Immedica shares know-how and expertise with individuals with Urea Cycle Disorders

Knowing that something is not right is hard. Sometimes it takes a long time before a patient gets the correct diagnosis. Being diagnosed with a rare, life-changing, and severe disease, like Urea Cycle Disorders (UCDs), might come as a shock. In that turmoil, it may be difficult for the patients and their families to sort out all the medical information suddenly overwhelming them.

“We see it as our responsibility to provide information that is relevant to helping patients cope with their conditions,” says Johan Wigren, Global Brand Director at Immedica.

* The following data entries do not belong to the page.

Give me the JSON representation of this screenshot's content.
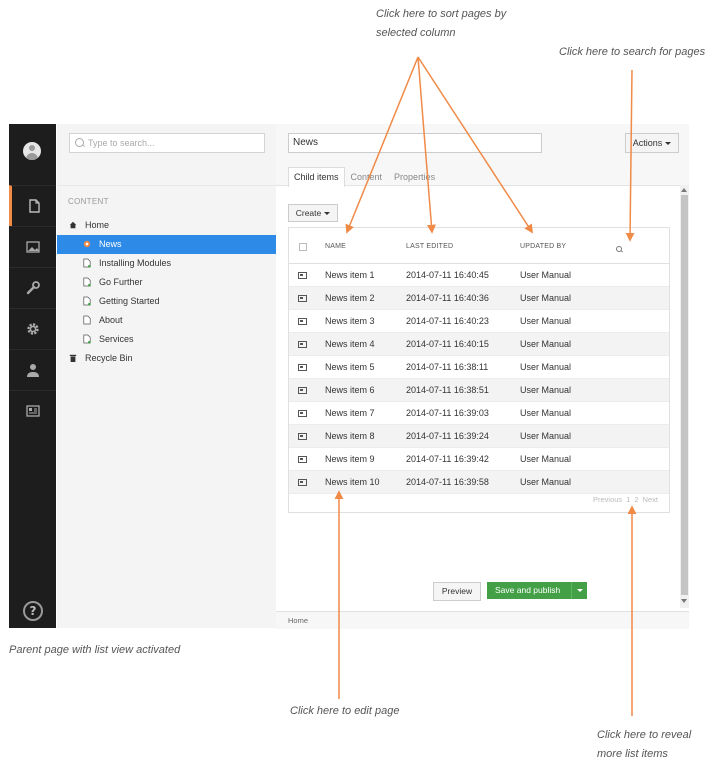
{
  "annotations": {
    "sort_line1": "Click here to sort pages by",
    "sort_line2": "selected column",
    "search": "Click here to search for pages",
    "caption": "Parent page with list view activated",
    "edit": "Click here to edit page",
    "reveal_line1": "Click here to reveal",
    "reveal_line2": "more list items"
  },
  "colors": {
    "accent_orange": "#f08a47",
    "selected_blue": "#2d8ae6",
    "publish_green": "#43a047",
    "sidebar_dark": "#1d1d1d"
  },
  "sidebar_icons": [
    "avatar-icon",
    "document-icon",
    "media-icon",
    "wrench-icon",
    "gear-icon",
    "user-icon",
    "id-card-icon",
    "help-icon"
  ],
  "tree": {
    "search_placeholder": "Type to search...",
    "section_label": "CONTENT",
    "items": [
      {
        "label": "Home",
        "icon": "home-icon"
      },
      {
        "label": "News",
        "icon": "folder-icon"
      },
      {
        "label": "Installing Modules",
        "icon": "page-icon"
      },
      {
        "label": "Go Further",
        "icon": "page-icon"
      },
      {
        "label": "Getting Started",
        "icon": "page-icon"
      },
      {
        "label": "About",
        "icon": "page-icon"
      },
      {
        "label": "Services",
        "icon": "page-icon"
      },
      {
        "label": "Recycle Bin",
        "icon": "trash-icon"
      }
    ]
  },
  "editor": {
    "name_value": "News",
    "actions_label": "Actions",
    "tabs": [
      "Child items",
      "Content",
      "Properties"
    ],
    "create_label": "Create",
    "columns": [
      "NAME",
      "LAST EDITED",
      "UPDATED BY"
    ],
    "rows": [
      {
        "name": "News item 1",
        "edited": "2014-07-11 16:40:45",
        "by": "User Manual"
      },
      {
        "name": "News item 2",
        "edited": "2014-07-11 16:40:36",
        "by": "User Manual"
      },
      {
        "name": "News item 3",
        "edited": "2014-07-11 16:40:23",
        "by": "User Manual"
      },
      {
        "name": "News item 4",
        "edited": "2014-07-11 16:40:15",
        "by": "User Manual"
      },
      {
        "name": "News item 5",
        "edited": "2014-07-11 16:38:11",
        "by": "User Manual"
      },
      {
        "name": "News item 6",
        "edited": "2014-07-11 16:38:51",
        "by": "User Manual"
      },
      {
        "name": "News item 7",
        "edited": "2014-07-11 16:39:03",
        "by": "User Manual"
      },
      {
        "name": "News item 8",
        "edited": "2014-07-11 16:39:24",
        "by": "User Manual"
      },
      {
        "name": "News item 9",
        "edited": "2014-07-11 16:39:42",
        "by": "User Manual"
      },
      {
        "name": "News item 10",
        "edited": "2014-07-11 16:39:58",
        "by": "User Manual"
      }
    ],
    "pager": {
      "previous": "Previous",
      "page1": "1",
      "page2": "2",
      "next": "Next"
    },
    "preview_label": "Preview",
    "save_label": "Save and publish",
    "breadcrumb": "Home"
  }
}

Immedica values patient centricity and our recently launched disease awareness site, www.ucdandyou.com, demonstrates the importance of developing and providing information that is engaging, relevant and easy to access.

  • To help the patient and all those affected by the disease, Immedica has gathered know-how and expertise within the area and launched the site www.ucdandyou.com. Both caregivers and patients will find information that helps understand the disease and the importance of adhering to treatment. Important is also getting support in managing the condition in their everyday lives. Johan Wigren continues:

“Key in our work has been to understand the challenges that patients and families are facing. Based on dialogues with both patient representatives and health care professionals we aim to provide information that is:

  • relevant
  • pedagogical
  • practical and useful
  • easy to access”

Examples of resources Immedica has developed so far are the website ucdandyou.com and a low-protein cookbook.

Immedica is acting globally and, therefore, cultural adaptation is another important consideration in our patient-centric work. To make materials available that are culturally relevant to improve patient centricity is an area where we continuously can improve.

 

More facts about UCDs:

·       UCDs are rare, severe disorders comprising a group of inherited deficiencies of one of the enzymes or transporters involved in the urea cycle, which converts ammonia to urea. UCDs are typically presenting neonatally but may present at different ages.
·       Treatment of UCDs aims to maintain stable metabolic control, eliminate chronic complications, and achieve normal development and growth.
·       Long-term management of UCDs includes restrictive protein consumption, pharmacological interventions, and, in some cases, liver transplantation.